"I said, ‘I am not so strong, sorry. I am not that powerful. I am only a weakling, just a scholar. It's just that I am very clear-minded. Right is right; wrong is wrong,'" the environmental activist recalled his response to his interrogators.
"They accused me of starting Pentas, like an old-style communist cultural group, which was also not true.
"They said Pentas worked with this Filipino theatre group that was a subversive group, and that Filipino President Corazon Aquino wrote a letter to Mahathir to support my case," Tan explained.
He was eventually slapped with a two-year detention order and sent to the infamous Kamunting Detention Camp near Taiping in Perak.
During his interrogation, he said, the interrogators sometimes slammed their palms on the table and on one occasion threatened to crush his testicles if he did not cooperate.
'We're just moving the fence'
However, Tan was eventually released on the evening of Aug 25, 1988, serving only eight months of his detention order.

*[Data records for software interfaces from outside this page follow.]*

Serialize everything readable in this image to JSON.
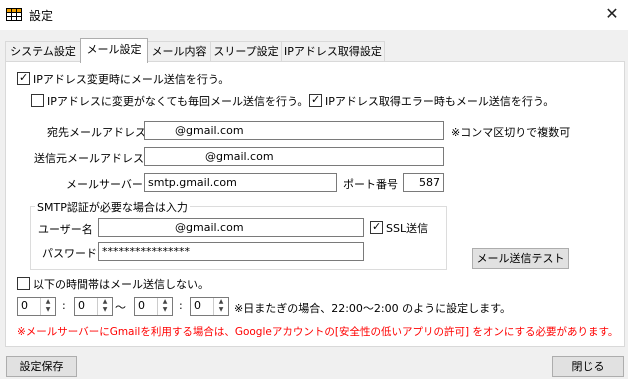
{
  "window": {
    "title": "設定",
    "app_icon": "grid-app-icon",
    "close_icon": "close-icon"
  },
  "tabs": [
    {
      "label": "システム設定",
      "active": false
    },
    {
      "label": "メール設定",
      "active": true
    },
    {
      "label": "メール内容",
      "active": false
    },
    {
      "label": "スリープ設定",
      "active": false
    },
    {
      "label": "IPアドレス取得設定",
      "active": false
    }
  ],
  "mail": {
    "notify_on_ip_change": {
      "label": "IPアドレス変更時にメール送信を行う。",
      "checked": true
    },
    "always_send": {
      "label": "IPアドレスに変更がなくても毎回メール送信を行う。",
      "checked": false
    },
    "send_on_error": {
      "label": "IPアドレス取得エラー時もメール送信を行う。",
      "checked": true
    },
    "to_label": "宛先メールアドレス",
    "to_value": "@gmail.com",
    "to_note": "※コンマ区切りで複数可",
    "from_label": "送信元メールアドレス",
    "from_value": "@gmail.com",
    "server_label": "メールサーバー",
    "server_value": "smtp.gmail.com",
    "port_label": "ポート番号",
    "port_value": "587",
    "smtp_group_title": "SMTP認証が必要な場合は入力",
    "user_label": "ユーザー名",
    "user_value": "@gmail.com",
    "ssl": {
      "label": "SSL送信",
      "checked": true
    },
    "password_label": "パスワード",
    "password_value": "****************",
    "test_button": "メール送信テスト",
    "quiet_hours": {
      "label": "以下の時間帯はメール送信しない。",
      "checked": false
    },
    "time": {
      "start_hour": "0",
      "start_min": "0",
      "end_hour": "0",
      "end_min": "0",
      "colon": ":",
      "tilde": "～",
      "note": "※日またぎの場合、22:00～2:00 のように設定します。"
    },
    "warning": "※メールサーバーにGmailを利用する場合は、Googleアカウントの[安全性の低いアプリの許可] をオンにする必要があります。"
  },
  "footer": {
    "save_label": "設定保存",
    "close_label": "閉じる"
  },
  "colors": {
    "warning": "#ff0000",
    "panel": "#ffffff",
    "window": "#f0f0f0"
  }
}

"When I left, the Special Branch officer told me, ‘Tan, when you go out, don't think that you are free. We're just moving the fence,'" he said.

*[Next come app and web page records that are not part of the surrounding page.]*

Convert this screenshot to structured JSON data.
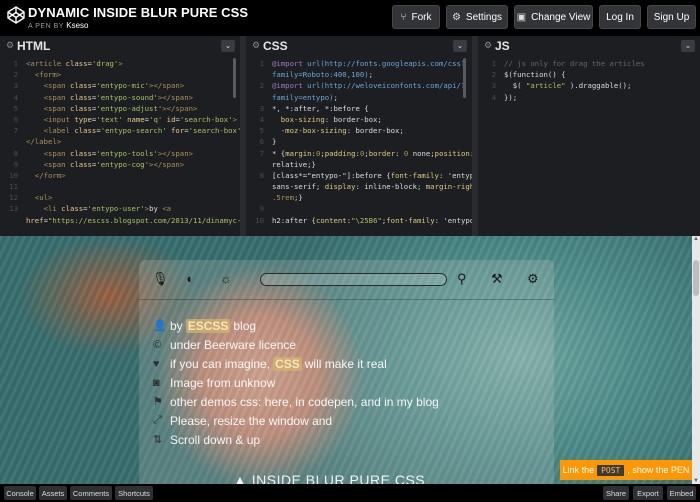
{
  "header": {
    "title": "DYNAMIC INSIDE BLUR PURE CSS",
    "subtitle_prefix": "A PEN BY",
    "author": "Kseso",
    "buttons": {
      "fork": "Fork",
      "settings": "Settings",
      "change_view": "Change View",
      "login": "Log In",
      "signup": "Sign Up"
    }
  },
  "editors": {
    "html": {
      "label": "HTML"
    },
    "css": {
      "label": "CSS"
    },
    "js": {
      "label": "JS"
    }
  },
  "preview": {
    "list": [
      {
        "icon": "user-icon",
        "pre": "by",
        "hl": "ESCSS",
        "post": "blog"
      },
      {
        "icon": "cc-icon",
        "pre": "under Beerware licence",
        "hl": "",
        "post": ""
      },
      {
        "icon": "heart-icon",
        "pre": "if you can imagine,",
        "hl": "CSS",
        "post": "will make it real"
      },
      {
        "icon": "camera-icon",
        "pre": "Image from unknow",
        "hl": "",
        "post": ""
      },
      {
        "icon": "signpost-icon",
        "pre": "other demos css: here, in codepen, and in my blog",
        "hl": "",
        "post": ""
      },
      {
        "icon": "resize-icon",
        "pre": "Please, resize the window and",
        "hl": "",
        "post": ""
      },
      {
        "icon": "scroll-icon",
        "pre": "Scroll down & up",
        "hl": "",
        "post": ""
      }
    ],
    "big_title": "▲ INSIDE BLUR PURE CSS",
    "post_link": {
      "pre": "Link the",
      "post_word": "POST",
      "post": ", show the PEN"
    }
  },
  "footer": {
    "left": [
      "Console",
      "Assets",
      "Comments",
      "Shortcuts"
    ],
    "right": [
      "Share",
      "Export",
      "Embed"
    ]
  },
  "colors": {
    "accent": "#ff9800",
    "header_bg": "#000000",
    "editor_bg": "#1d1e22"
  }
}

He said he continued to be followed by people he believes were with the police, but the surveillance stopped after a while.
That is, until Himpunan Hijau 2.0 on Feb 26 this year, when he found a foreign object in his mobile phone's USB port.
While his 303 days of incarceration under Operasi Lalang has not dampened his spirit as an eco-warrior, the prospect of history repeating looms over him like a dark cloud.
Tan (far right) believes that an Operasi Lalang 2.0 is possible.
"Najib (Prime Minister and Umno president Najib Abdul Razak) is not in a commanding position (within Umno). He has to do something drastic.
"If he follows the example of Mahathir, that is to go for massive arrests again, it could stop some Umno leaders from opposing him.
"It's not far-fetched. The situation of Umno politics now has gone back to 1987. The only difference now is that we have four states under Pakatan Rakyat."
However, Tan is unmoved by the possibility of a second detention.
"If they detain me, other people will continue (the fight). We will win because truth is on our side," he said.